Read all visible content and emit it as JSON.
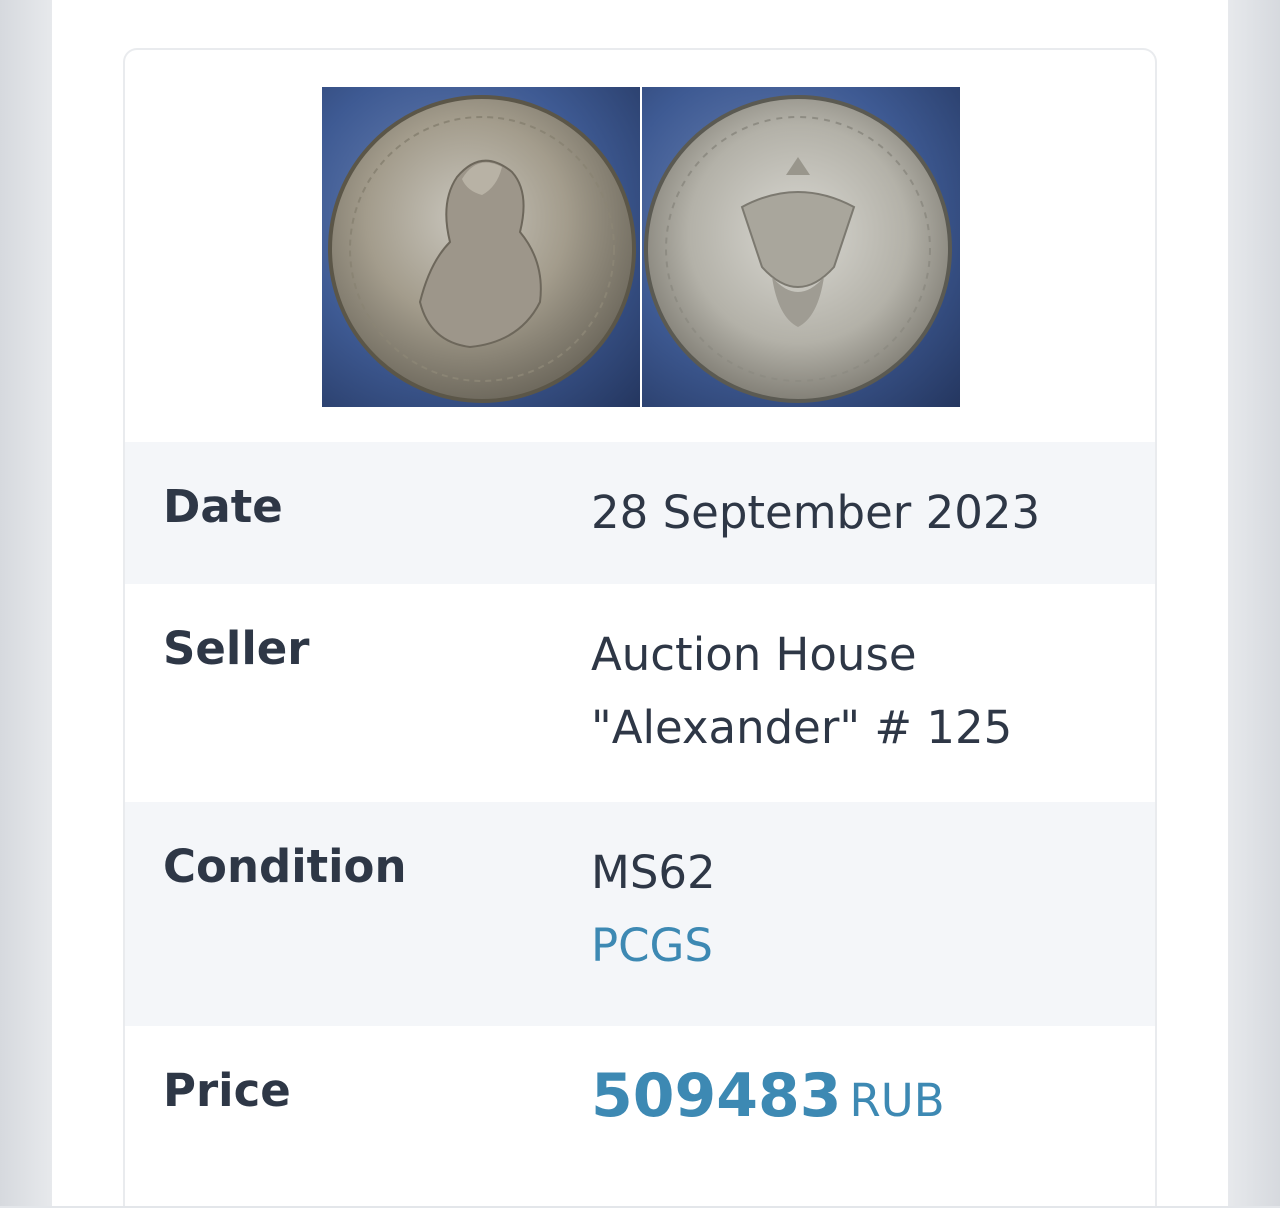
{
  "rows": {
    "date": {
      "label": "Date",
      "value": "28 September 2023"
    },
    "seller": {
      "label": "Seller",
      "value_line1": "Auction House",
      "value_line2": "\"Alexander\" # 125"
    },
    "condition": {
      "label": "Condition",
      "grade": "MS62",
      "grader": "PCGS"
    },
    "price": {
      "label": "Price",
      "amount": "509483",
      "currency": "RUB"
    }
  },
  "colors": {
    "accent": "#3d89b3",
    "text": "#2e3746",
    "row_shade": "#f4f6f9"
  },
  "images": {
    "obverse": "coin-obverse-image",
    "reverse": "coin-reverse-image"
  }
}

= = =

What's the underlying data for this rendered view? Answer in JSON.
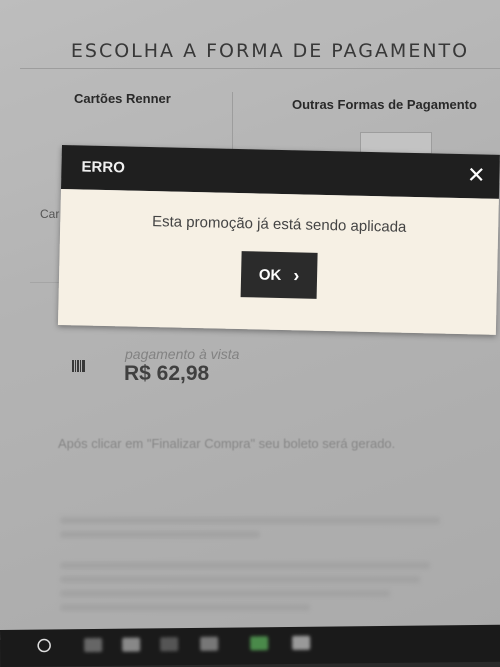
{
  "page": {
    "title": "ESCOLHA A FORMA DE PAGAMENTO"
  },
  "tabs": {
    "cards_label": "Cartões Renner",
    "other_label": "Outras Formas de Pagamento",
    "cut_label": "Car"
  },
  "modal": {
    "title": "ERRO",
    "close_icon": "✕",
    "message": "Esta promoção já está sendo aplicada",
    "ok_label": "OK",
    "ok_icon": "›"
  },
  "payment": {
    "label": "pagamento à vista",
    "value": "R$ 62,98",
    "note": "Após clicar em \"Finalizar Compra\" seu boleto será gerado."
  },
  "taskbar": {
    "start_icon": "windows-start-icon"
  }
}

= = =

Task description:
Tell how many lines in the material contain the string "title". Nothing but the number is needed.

Answer to the problem:
2